The present study aimed primarily to extend a model on rejected helpers' reactions to the experience and reactions of secondary school teachers by examining the effects of being spurned on burnout. Another objective was to examine whether or not a problem -focused coping style would be more effective than an emotion-focused coping style in reducing the negative impact of being spurned on burnout. The third objective was to assess whether or not a preparedness for job stress could prevent the experience of being spurned. Beginning secondary school teachers in Macau responded to a questionnaire addressing the variables of interest at three points in time: before they started teaching, six months into their work, and another six months later. As hypothesized, the more prepared the teachers were, the less spurned they became. Also as hypothesized, being spurned produced burnout, with such effects being reduced more by a problem-focused coping style than by an emotion-focused style. Copyright © 1998 The Chinese University of Hong Kong.
Original languageEnglish
Pages (from-to)117-129
JournalEducation Journal
Volume26
Issue number1
Publication statusPublished - 1998

Fingerprint

burnout
coping
secondary school teacher
emotion
teacher
experience
helper
questionnaire
Teaching

Citation

Wong, K.-S., & Cheuk, W.-H. (1998). Beginning teachers' experience of being spurned, coping style, stress preparation, and burnout. Education Journal, 26(1), 117-129.

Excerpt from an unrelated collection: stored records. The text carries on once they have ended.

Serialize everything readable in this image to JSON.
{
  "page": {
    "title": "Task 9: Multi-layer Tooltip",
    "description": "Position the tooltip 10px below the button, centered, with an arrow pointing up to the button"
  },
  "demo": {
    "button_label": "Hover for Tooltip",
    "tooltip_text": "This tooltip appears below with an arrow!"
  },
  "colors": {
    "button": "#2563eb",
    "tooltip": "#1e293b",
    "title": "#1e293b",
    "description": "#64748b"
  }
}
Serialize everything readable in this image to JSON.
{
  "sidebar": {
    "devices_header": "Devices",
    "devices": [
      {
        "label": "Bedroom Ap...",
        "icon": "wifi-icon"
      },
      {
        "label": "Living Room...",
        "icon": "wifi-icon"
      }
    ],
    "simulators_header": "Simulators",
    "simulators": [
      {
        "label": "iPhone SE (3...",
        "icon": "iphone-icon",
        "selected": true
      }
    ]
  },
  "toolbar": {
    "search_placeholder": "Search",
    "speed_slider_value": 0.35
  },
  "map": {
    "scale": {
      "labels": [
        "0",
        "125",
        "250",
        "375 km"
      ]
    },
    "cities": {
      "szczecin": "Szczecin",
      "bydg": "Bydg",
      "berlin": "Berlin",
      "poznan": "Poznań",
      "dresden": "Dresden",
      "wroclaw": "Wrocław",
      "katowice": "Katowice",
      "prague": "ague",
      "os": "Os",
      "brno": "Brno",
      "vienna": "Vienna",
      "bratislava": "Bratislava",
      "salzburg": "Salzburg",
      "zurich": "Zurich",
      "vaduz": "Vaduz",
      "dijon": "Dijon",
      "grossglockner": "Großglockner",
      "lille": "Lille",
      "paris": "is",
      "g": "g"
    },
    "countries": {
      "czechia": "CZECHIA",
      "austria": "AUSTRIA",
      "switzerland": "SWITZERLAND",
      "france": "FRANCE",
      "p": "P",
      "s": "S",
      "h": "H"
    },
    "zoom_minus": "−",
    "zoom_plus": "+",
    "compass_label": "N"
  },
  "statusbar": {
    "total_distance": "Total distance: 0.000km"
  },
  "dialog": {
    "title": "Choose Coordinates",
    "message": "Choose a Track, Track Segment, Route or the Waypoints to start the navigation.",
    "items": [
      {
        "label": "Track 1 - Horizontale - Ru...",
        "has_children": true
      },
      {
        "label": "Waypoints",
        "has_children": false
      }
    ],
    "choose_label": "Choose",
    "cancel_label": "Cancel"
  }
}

Keywords

  • Alt. title: 新任教師提出幫助被拒、應付問題方式、被拒準備及教學熱誠減退的經驗